▶ _Task description_
Using the listing that follows, return every line with the word "text".

START Data to examine

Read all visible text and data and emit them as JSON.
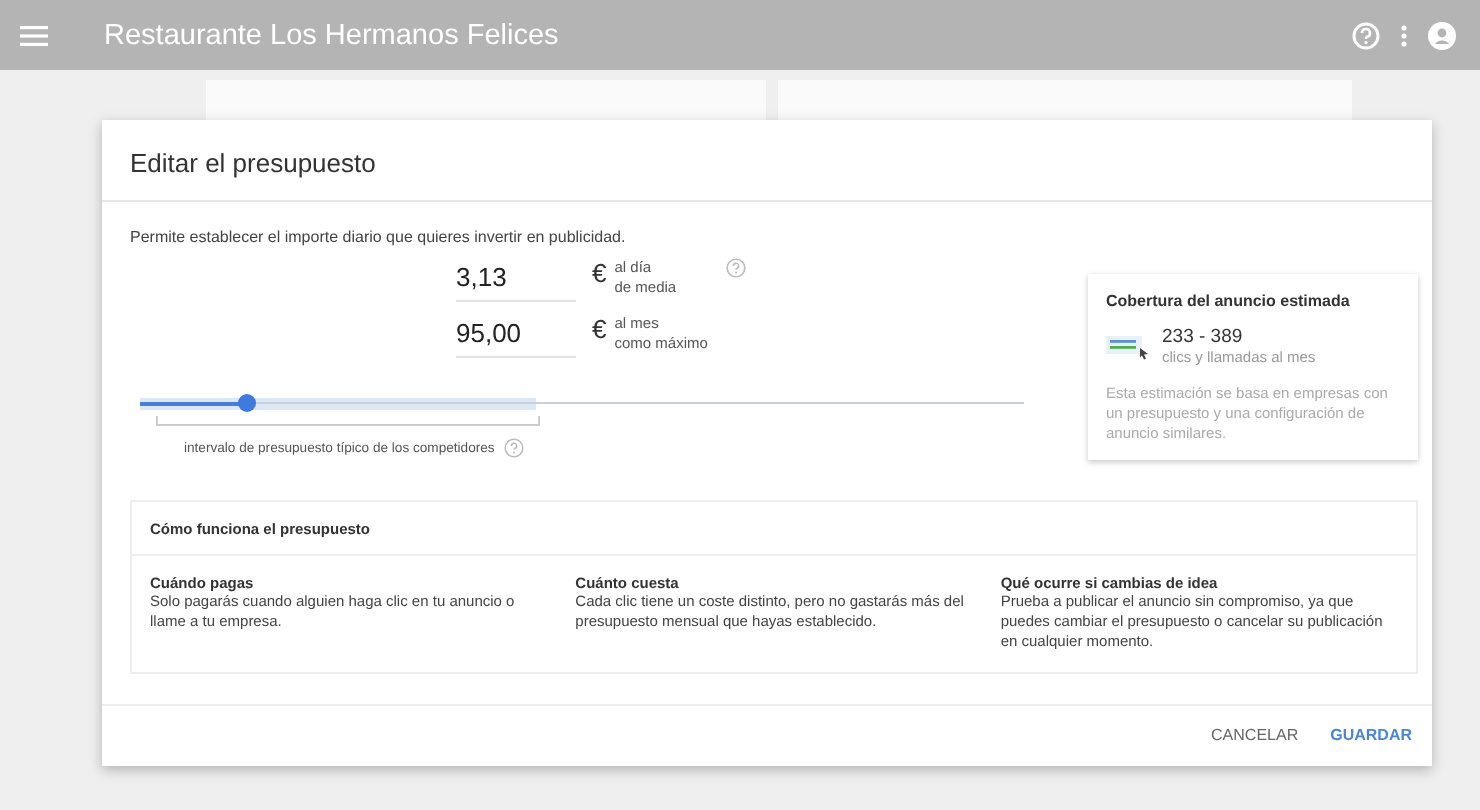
{
  "app_bar": {
    "title": "Restaurante Los Hermanos Felices"
  },
  "dialog": {
    "title": "Editar el presupuesto",
    "description": "Permite establecer el importe diario que quieres invertir en publicidad.",
    "budget_fields": [
      {
        "value": "3,13",
        "currency": "€",
        "caption_1": "al día",
        "caption_2": "de media",
        "help": true
      },
      {
        "value": "95,00",
        "currency": "€",
        "caption_1": "al mes",
        "caption_2": "como máximo",
        "help": false
      }
    ],
    "slider": {
      "level": 0.12,
      "caption": "intervalo de presupuesto típico de los competidores"
    },
    "coverage": {
      "title": "Cobertura del anuncio estimada",
      "range": "233 - 389",
      "unit": "clics y llamadas al mes",
      "note": "Esta estimación se basa en empresas con un presupuesto y una configuración de anuncio similares."
    },
    "how_it_works": {
      "title": "Cómo funciona el presupuesto",
      "items": [
        {
          "heading": "Cuándo pagas",
          "text": "Solo pagarás cuando alguien haga clic en tu anuncio o llame a tu empresa."
        },
        {
          "heading": "Cuánto cuesta",
          "text": "Cada clic tiene un coste distinto, pero no gastarás más del presupuesto mensual que hayas establecido."
        },
        {
          "heading": "Qué ocurre si cambias de idea",
          "text": "Prueba a publicar el anuncio sin compromiso, ya que puedes cambiar el presupuesto o cancelar su publicación en cualquier momento."
        }
      ]
    },
    "buttons": [
      {
        "label": "CANCELAR",
        "kind": "secondary"
      },
      {
        "label": "GUARDAR",
        "kind": "primary"
      }
    ]
  }
}
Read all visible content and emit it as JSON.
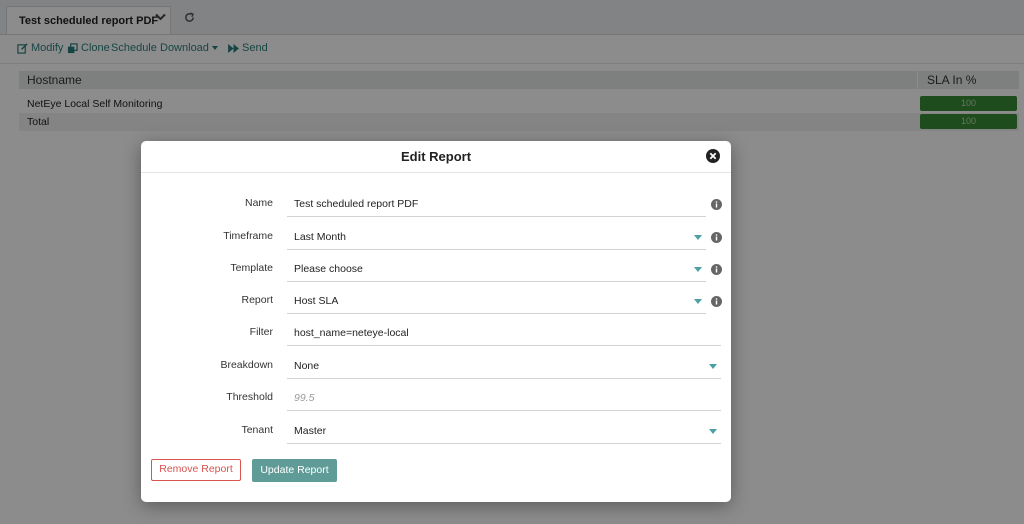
{
  "tabs": {
    "active_label": "Test scheduled report PDF",
    "dropdown_icon": "chevron-down-icon",
    "refresh_icon": "refresh-icon"
  },
  "actions": {
    "modify": "Modify",
    "clone": "Clone",
    "schedule": "Schedule",
    "download": "Download",
    "send": "Send"
  },
  "table": {
    "headers": [
      "Hostname",
      "SLA In %"
    ],
    "rows": [
      {
        "host": "NetEye Local Self Monitoring",
        "sla": "100"
      },
      {
        "host": "Total",
        "sla": "100"
      }
    ]
  },
  "modal": {
    "title": "Edit Report",
    "fields": {
      "name": {
        "label": "Name",
        "value": "Test scheduled report PDF"
      },
      "timeframe": {
        "label": "Timeframe",
        "value": "Last Month"
      },
      "template": {
        "label": "Template",
        "value": "Please choose"
      },
      "report": {
        "label": "Report",
        "value": "Host SLA"
      },
      "filter": {
        "label": "Filter",
        "value": "host_name=neteye-local"
      },
      "breakdown": {
        "label": "Breakdown",
        "value": "None"
      },
      "threshold": {
        "label": "Threshold",
        "placeholder": "99.5"
      },
      "tenant": {
        "label": "Tenant",
        "value": "Master"
      }
    },
    "remove_label": "Remove Report",
    "update_label": "Update Report"
  },
  "colors": {
    "accent": "#2a7f7c",
    "sla_ok": "#3a8a35",
    "danger": "#d9534f",
    "primary_button": "#5f9c98"
  }
}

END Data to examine

▶ _Result of the task_
Read all visible text and data and emit them as JSON.
          "text": "Solo pagarás cuando alguien haga clic en tu anuncio o llame a tu empresa."
          "text": "Cada clic tiene un coste distinto, pero no gastarás más del presupuesto mensual que hayas establecido."
          "text": "Prueba a publicar el anuncio sin compromiso, ya que puedes cambiar el presupuesto o cancelar su publicación en cualquier momento."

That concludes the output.